| Task to complete |
Can you quote exactly the stretch of lines from the one with "Serialize everything readable" through the final line of the material, both ends included?

+ + + +

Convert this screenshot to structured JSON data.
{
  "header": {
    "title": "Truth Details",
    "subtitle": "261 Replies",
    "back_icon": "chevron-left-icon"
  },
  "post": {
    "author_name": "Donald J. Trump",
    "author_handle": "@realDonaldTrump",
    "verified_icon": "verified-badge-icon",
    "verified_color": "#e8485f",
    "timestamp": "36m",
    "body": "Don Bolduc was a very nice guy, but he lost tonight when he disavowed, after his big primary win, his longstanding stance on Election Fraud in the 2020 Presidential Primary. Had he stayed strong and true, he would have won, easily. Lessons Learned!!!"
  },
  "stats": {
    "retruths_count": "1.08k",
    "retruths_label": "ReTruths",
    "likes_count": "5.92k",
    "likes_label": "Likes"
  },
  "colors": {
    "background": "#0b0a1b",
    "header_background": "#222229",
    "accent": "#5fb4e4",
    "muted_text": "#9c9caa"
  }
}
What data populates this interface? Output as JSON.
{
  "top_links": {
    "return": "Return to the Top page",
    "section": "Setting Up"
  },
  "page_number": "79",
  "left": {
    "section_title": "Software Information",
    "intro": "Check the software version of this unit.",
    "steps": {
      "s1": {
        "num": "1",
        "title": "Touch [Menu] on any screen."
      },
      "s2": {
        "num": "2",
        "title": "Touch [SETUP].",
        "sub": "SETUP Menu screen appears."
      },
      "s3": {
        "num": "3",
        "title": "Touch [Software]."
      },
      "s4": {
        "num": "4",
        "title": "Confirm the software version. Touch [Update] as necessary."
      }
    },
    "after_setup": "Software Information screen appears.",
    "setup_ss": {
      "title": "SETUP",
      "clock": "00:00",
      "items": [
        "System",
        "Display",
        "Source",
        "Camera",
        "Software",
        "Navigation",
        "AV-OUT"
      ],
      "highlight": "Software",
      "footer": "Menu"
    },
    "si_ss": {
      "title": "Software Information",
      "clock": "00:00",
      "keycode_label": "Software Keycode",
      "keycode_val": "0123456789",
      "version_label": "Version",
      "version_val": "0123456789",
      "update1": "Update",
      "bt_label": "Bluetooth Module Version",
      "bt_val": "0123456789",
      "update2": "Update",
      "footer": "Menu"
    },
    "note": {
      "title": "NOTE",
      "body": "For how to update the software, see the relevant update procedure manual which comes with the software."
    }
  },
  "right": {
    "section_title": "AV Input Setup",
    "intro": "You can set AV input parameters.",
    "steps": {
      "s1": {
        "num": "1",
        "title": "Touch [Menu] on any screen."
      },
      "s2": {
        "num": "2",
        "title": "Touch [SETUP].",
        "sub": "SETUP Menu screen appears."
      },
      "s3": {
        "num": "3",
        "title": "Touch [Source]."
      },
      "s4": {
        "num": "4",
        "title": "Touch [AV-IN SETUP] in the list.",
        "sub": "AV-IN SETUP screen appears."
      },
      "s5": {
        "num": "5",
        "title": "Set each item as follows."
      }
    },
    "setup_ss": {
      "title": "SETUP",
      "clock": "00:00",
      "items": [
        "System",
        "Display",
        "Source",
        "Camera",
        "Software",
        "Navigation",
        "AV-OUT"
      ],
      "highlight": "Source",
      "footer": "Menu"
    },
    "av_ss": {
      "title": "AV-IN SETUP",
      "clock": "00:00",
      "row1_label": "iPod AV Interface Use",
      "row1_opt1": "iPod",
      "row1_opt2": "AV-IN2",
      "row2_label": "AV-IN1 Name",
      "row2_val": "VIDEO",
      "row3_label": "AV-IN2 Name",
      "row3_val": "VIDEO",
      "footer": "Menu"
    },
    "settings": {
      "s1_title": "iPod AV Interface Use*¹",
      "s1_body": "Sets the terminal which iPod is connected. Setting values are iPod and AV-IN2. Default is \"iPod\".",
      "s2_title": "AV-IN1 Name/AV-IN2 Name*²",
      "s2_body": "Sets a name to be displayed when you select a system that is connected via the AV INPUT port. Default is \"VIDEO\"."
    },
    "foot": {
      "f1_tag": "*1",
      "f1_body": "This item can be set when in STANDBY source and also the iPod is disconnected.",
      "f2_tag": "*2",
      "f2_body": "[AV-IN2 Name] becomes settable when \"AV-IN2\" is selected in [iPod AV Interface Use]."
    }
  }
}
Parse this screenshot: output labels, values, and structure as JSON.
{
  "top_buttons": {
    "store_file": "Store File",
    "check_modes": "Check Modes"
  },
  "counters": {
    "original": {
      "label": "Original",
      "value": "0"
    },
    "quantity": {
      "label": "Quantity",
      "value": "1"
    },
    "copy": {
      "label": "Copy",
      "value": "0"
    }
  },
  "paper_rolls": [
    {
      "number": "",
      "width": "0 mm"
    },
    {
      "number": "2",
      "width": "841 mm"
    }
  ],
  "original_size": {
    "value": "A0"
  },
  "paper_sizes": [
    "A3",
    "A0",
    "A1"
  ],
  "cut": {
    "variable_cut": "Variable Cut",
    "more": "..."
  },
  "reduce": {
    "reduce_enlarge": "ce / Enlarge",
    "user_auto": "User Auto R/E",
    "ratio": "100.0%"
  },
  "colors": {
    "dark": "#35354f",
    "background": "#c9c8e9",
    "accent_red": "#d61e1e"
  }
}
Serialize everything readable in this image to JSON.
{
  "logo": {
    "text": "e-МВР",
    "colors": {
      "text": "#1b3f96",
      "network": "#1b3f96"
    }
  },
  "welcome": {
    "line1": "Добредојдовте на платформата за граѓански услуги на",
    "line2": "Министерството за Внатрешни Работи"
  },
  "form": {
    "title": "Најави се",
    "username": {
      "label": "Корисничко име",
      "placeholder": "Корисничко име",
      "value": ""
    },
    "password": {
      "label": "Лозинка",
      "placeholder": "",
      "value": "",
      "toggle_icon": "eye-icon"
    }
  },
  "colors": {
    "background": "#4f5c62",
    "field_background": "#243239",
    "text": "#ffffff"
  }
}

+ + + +

| Written response |
Serialize everything readable in this image to JSON.
{
  "logo": {
    "text": "e-МВР",
    "colors": {
      "text": "#1b3f96",
      "network": "#1b3f96"
    }
  },
  "welcome": {
    "line1": "Добредојдовте на платформата за граѓански услуги на",
    "line2": "Министерството за Внатрешни Работи"
  },
  "form": {
    "title": "Најави се",
    "username": {
      "label": "Корисничко име",
      "placeholder": "Корисничко име",
      "value": ""
    },
    "password": {
      "label": "Лозинка",
      "placeholder": "",
      "value": "",
      "toggle_icon": "eye-icon"
    }
  },
  "colors": {
    "background": "#4f5c62",
    "field_background": "#243239",
    "text": "#ffffff"
  }
}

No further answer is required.